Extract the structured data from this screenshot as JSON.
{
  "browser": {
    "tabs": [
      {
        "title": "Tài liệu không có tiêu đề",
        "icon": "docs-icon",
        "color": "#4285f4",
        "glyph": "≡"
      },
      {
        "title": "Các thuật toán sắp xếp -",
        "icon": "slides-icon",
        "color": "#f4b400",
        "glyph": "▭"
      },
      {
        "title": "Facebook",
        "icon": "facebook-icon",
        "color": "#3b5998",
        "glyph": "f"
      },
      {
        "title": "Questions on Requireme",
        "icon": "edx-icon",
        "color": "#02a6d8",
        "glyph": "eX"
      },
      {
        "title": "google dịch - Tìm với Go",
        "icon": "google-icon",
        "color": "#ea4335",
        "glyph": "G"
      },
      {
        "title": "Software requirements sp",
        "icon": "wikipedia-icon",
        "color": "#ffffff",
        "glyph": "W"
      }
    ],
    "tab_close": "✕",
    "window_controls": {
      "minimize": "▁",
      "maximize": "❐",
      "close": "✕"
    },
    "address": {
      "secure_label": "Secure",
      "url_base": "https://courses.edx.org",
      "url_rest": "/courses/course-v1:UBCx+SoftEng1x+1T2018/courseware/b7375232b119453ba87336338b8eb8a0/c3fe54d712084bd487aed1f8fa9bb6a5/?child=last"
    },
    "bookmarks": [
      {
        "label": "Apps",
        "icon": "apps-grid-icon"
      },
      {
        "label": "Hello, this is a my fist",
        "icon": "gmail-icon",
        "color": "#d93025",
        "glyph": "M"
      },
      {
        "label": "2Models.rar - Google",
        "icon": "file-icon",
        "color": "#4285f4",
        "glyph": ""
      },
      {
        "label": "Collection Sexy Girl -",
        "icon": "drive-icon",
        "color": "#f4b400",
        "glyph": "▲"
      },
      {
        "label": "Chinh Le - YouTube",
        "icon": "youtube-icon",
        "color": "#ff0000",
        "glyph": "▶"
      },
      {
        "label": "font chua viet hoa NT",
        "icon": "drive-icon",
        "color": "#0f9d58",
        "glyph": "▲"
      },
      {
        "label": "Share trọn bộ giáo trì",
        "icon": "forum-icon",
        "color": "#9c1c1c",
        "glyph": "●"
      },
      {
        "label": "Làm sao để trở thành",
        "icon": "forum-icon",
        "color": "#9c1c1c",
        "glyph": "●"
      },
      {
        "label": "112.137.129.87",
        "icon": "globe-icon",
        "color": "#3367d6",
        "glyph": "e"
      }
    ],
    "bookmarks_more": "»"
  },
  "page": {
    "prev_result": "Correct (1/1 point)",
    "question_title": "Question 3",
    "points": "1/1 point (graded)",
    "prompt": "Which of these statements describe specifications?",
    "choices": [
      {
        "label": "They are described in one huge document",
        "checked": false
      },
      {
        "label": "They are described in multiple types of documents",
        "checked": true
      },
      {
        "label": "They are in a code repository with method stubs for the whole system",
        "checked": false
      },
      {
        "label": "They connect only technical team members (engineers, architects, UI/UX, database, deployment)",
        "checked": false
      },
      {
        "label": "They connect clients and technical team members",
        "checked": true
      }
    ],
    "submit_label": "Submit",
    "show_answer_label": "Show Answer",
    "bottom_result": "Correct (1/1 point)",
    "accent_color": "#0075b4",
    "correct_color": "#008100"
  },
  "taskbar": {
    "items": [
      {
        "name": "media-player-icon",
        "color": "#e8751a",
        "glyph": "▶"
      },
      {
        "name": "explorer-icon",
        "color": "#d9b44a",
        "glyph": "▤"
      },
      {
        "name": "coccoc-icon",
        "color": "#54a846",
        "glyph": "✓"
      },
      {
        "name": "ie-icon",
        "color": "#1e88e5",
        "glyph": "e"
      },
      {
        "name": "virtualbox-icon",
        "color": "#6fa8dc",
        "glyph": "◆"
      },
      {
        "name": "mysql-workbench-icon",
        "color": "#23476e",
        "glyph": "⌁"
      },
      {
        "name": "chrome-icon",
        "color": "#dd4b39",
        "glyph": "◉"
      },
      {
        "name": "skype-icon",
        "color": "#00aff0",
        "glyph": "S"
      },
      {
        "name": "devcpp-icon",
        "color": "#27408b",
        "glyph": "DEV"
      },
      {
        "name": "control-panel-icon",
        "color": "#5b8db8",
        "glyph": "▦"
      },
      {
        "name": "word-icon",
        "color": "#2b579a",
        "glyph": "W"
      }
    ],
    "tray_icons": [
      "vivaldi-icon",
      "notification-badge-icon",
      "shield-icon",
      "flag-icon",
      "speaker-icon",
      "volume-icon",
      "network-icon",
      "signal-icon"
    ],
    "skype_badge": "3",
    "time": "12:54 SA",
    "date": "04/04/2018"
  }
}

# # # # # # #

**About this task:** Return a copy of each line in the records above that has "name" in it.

**Task result:**
        "name": "media-player-icon",
        "name": "explorer-icon",
        "name": "coccoc-icon",
        "name": "ie-icon",
        "name": "virtualbox-icon",
        "name": "mysql-workbench-icon",
        "name": "chrome-icon",
        "name": "skype-icon",
        "name": "devcpp-icon",
        "name": "control-panel-icon",
        "name": "word-icon",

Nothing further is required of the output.